[[ Supplied information, beginning ]]

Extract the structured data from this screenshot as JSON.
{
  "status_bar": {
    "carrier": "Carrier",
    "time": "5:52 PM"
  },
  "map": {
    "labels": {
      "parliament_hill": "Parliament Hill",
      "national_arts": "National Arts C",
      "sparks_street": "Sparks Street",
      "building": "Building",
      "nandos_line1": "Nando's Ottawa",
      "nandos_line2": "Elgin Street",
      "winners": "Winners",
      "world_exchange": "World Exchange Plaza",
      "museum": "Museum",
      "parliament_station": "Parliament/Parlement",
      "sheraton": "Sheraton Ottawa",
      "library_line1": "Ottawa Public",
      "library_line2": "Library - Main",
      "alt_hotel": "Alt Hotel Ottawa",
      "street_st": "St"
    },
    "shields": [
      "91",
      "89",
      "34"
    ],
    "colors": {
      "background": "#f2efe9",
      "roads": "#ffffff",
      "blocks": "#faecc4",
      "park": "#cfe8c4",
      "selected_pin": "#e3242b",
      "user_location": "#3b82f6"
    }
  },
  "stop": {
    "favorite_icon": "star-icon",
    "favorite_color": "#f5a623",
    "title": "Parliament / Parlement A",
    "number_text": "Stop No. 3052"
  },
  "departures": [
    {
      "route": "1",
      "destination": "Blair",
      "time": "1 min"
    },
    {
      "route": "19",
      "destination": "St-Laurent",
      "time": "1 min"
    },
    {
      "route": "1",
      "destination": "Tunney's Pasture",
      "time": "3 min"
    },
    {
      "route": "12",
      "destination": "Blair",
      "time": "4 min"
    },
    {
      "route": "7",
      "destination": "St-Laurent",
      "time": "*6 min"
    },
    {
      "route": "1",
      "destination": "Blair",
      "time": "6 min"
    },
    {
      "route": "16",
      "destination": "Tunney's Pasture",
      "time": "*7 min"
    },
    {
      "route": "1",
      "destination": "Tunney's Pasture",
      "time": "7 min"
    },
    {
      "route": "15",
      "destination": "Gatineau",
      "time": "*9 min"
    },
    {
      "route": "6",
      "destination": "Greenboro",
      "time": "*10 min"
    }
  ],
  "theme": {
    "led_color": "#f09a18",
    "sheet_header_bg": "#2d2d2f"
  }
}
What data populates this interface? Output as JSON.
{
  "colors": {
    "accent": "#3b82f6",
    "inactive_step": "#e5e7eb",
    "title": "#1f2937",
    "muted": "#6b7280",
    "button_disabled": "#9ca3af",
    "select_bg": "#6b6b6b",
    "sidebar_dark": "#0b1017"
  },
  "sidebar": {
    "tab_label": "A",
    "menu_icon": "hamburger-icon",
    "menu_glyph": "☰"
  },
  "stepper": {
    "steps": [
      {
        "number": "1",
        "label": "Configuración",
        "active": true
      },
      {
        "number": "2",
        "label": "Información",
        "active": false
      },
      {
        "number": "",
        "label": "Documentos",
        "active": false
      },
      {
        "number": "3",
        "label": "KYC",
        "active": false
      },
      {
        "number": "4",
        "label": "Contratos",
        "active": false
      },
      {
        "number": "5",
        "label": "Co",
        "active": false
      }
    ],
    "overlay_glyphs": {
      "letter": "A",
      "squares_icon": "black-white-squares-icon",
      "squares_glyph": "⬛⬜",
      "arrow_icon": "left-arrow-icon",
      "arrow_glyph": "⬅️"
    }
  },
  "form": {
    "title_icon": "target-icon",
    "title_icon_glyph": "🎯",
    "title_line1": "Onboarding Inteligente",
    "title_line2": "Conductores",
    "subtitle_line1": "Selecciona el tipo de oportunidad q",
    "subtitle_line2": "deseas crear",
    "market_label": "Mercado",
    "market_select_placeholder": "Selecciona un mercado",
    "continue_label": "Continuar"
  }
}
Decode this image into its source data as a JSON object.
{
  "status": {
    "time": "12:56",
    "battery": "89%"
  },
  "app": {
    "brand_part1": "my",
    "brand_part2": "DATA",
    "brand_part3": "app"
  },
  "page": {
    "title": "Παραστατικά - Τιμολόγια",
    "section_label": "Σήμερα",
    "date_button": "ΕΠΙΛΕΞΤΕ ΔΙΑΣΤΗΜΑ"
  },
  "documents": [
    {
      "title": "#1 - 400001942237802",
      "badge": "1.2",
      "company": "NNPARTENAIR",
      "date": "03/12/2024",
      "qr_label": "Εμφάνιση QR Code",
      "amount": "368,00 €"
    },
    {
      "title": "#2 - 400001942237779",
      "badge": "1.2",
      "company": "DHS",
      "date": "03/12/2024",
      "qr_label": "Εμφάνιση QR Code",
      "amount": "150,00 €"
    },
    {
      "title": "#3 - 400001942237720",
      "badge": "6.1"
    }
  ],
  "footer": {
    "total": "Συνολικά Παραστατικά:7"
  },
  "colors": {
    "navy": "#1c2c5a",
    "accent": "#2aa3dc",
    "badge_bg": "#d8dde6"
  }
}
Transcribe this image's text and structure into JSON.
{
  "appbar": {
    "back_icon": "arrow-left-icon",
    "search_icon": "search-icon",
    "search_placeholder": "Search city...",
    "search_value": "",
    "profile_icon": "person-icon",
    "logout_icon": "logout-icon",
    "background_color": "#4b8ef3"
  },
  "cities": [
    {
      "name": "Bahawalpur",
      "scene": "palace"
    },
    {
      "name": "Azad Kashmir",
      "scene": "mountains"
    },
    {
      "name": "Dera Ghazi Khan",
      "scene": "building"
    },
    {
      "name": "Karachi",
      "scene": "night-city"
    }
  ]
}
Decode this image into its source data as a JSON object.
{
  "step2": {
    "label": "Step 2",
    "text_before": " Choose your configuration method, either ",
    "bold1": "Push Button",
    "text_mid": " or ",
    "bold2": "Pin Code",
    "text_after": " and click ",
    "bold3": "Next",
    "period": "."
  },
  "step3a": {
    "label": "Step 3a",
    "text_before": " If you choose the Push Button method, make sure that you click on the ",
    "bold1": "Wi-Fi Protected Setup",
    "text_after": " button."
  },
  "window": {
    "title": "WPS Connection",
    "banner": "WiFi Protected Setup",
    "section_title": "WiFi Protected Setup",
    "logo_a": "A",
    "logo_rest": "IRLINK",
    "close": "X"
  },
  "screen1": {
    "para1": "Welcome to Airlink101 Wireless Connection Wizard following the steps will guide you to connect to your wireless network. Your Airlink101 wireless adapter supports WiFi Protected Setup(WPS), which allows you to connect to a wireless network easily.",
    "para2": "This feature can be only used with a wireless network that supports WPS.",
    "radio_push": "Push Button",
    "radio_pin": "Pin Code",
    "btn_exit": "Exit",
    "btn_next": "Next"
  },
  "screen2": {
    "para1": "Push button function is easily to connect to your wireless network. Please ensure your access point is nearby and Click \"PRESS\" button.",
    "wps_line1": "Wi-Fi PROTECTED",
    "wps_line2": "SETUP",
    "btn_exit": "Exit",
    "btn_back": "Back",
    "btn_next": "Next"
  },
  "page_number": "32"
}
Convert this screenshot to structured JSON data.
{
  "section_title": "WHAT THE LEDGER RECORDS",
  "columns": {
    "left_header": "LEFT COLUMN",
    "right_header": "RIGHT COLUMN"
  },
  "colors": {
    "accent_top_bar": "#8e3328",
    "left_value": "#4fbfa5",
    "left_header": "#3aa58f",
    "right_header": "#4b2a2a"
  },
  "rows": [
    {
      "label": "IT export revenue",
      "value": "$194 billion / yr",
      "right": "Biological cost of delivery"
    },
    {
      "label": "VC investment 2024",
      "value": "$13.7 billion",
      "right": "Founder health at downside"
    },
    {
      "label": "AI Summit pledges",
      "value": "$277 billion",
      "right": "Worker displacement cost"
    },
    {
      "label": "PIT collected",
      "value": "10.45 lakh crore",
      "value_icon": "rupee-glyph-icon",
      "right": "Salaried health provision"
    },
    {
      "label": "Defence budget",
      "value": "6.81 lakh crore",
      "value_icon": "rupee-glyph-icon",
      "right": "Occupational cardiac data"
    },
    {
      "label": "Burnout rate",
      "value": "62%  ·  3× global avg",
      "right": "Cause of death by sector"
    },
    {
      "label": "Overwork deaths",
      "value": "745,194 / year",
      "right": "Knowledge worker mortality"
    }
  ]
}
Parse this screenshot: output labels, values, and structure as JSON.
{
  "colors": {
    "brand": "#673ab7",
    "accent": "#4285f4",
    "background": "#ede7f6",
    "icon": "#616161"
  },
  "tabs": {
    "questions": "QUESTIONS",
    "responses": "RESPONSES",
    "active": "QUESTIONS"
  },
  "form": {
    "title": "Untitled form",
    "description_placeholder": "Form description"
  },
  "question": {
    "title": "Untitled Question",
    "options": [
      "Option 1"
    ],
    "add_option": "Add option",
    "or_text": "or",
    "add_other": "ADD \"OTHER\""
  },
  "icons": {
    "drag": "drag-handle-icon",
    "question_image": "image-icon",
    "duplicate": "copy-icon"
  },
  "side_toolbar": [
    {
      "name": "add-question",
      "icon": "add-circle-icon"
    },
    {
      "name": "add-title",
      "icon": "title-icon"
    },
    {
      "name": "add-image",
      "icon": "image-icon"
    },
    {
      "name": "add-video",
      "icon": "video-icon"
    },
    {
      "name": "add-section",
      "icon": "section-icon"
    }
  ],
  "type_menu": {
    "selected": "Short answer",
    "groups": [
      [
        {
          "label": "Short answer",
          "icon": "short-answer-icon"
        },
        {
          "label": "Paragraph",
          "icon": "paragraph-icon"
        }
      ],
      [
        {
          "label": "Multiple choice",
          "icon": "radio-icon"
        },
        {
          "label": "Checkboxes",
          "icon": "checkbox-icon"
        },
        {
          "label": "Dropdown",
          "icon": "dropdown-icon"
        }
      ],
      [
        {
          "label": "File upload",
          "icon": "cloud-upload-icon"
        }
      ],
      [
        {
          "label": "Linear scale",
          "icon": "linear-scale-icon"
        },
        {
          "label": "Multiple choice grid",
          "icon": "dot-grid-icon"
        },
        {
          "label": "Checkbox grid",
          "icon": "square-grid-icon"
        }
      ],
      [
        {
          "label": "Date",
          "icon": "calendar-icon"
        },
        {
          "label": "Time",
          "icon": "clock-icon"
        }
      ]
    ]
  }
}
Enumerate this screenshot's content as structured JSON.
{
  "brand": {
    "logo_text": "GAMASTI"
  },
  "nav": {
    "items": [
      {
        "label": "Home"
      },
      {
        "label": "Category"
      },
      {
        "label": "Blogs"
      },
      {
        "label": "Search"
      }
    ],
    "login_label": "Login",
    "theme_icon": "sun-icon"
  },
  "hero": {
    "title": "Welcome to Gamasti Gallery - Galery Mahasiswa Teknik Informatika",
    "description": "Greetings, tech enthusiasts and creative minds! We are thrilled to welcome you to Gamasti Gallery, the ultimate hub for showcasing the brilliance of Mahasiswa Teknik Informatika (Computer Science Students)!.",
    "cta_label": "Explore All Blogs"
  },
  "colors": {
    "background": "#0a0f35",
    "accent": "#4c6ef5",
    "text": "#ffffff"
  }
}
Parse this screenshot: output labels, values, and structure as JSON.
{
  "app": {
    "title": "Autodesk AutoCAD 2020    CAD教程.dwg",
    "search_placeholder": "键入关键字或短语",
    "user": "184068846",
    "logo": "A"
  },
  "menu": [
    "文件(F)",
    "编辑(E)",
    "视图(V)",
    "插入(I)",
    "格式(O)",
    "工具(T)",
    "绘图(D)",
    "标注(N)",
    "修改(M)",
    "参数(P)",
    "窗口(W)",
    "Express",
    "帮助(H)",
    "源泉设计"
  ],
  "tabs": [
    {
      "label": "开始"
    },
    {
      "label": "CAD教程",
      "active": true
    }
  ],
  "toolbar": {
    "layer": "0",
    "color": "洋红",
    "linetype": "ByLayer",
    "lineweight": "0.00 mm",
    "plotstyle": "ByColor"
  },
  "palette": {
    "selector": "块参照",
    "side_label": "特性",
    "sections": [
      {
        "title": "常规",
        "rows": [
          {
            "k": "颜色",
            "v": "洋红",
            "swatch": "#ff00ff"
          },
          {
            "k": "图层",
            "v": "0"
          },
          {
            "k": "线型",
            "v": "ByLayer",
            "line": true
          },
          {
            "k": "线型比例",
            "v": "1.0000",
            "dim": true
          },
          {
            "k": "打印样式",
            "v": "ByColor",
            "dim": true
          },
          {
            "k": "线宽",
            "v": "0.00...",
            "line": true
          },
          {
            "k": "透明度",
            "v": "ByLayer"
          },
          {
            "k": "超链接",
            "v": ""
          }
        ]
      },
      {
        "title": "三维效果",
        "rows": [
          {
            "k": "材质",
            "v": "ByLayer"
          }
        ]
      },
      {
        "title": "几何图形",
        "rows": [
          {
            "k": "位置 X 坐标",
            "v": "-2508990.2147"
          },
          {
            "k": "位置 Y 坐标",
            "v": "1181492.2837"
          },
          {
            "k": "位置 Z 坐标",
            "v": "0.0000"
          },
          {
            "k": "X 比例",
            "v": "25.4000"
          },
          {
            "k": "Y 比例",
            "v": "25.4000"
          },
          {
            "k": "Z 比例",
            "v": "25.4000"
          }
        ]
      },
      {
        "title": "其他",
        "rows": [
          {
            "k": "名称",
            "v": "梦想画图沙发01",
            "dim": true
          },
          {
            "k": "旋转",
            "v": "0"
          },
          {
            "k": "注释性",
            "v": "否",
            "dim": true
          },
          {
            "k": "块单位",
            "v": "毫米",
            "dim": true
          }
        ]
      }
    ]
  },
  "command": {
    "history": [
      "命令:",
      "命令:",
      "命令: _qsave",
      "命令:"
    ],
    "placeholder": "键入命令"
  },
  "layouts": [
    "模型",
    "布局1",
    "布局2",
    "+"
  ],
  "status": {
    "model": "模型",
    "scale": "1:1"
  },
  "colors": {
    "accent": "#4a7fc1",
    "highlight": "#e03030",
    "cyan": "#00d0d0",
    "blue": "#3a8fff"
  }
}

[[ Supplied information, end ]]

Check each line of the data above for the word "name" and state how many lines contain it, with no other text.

9